"HTC disagrees with Apple?s actions and will fully defend
itself. HTC strongly advocates intellectual property
protection and will continue to respect other innovators and
their technologies as we have always done, but we will
continue to embrace competition through our own innovation
as a healthy way for consumers to get the best mobile
experience possible," said Peter Chou, chief executive
officer, HTC Corporation. "From day one, HTC has focused on
creating cutting-edge innovations that deliver unique value
for people looking for a smartphone. In 1999 we started
designing the XDA[i] and T-Mobile Pocket PC Phone
Edition[ii], our first touch-screen smartphones, and they
both shipped in 2002 with more than 50 additional HTC
smartphone models shipping since then."
The comments released on Thursday follow a lawsuit from
Apple earlier this month, accusing HTC of infringing on 20
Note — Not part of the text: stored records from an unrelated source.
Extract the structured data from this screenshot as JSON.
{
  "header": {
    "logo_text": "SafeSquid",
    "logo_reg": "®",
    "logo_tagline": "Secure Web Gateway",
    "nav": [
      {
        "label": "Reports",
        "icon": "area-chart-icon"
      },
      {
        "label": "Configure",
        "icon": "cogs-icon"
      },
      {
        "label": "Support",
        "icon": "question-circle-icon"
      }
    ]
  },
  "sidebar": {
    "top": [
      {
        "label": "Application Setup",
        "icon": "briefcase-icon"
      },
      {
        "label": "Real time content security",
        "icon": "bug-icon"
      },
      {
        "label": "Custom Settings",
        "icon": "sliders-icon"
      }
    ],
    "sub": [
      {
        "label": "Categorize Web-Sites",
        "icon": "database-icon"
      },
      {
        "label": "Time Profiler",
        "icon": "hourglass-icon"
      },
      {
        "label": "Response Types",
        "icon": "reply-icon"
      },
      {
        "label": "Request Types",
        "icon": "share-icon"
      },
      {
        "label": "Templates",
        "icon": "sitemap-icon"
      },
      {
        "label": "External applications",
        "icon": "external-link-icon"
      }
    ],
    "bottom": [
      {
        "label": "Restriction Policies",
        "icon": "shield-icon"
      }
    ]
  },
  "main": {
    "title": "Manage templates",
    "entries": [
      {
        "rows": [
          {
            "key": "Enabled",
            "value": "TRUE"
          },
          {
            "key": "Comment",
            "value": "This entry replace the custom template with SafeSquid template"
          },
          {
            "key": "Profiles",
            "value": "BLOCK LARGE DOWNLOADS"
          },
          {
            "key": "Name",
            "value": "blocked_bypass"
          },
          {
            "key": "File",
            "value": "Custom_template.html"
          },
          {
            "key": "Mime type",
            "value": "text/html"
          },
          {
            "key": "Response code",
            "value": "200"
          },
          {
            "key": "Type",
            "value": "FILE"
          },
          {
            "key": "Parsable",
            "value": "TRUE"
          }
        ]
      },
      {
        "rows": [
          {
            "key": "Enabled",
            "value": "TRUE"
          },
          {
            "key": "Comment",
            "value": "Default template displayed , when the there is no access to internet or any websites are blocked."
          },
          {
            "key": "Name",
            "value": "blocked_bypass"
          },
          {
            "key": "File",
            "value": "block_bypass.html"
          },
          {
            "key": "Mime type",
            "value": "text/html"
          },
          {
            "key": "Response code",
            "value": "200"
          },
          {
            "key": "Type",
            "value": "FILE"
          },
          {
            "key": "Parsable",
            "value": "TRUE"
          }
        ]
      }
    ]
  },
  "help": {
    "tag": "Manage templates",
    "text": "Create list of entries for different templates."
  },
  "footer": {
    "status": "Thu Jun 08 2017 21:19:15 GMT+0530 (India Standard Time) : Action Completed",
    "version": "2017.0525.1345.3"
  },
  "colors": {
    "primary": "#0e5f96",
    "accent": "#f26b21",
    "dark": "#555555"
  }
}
iPhone related technology patents. HTC makes phones based on
software from Apple's rivals Google and from Microsoft.
Apple's suit was filed with both the U.S. International
Trade Commission and the U.S. District Court in Delaware on
March 2, and seeks to prohibit HTC from selling, marketing
or distributing infringing products in the United States.
The complaint filed with the International Trade Commission
said infringing products include Nexus One, which was
launched in January, and other HTC phones such as the Hero,
Dream and myTouch -- which run on Google's Android mobile
"HTC has always taken a partnership-oriented, collaborative
approach to business. This has led to long-standing
strategic partnerships with the top software, Internet and
wireless technology companies in the industry as well as the
top U.S., European and Asian mobile operators," said Jason
Mackenzie, vice president of HTC America. "It is through
these relationships that we have been able to deliver the
world?s most diverse series of smartphones to an even more
diverse group of people around the world, recognizing that
customers have very different needs."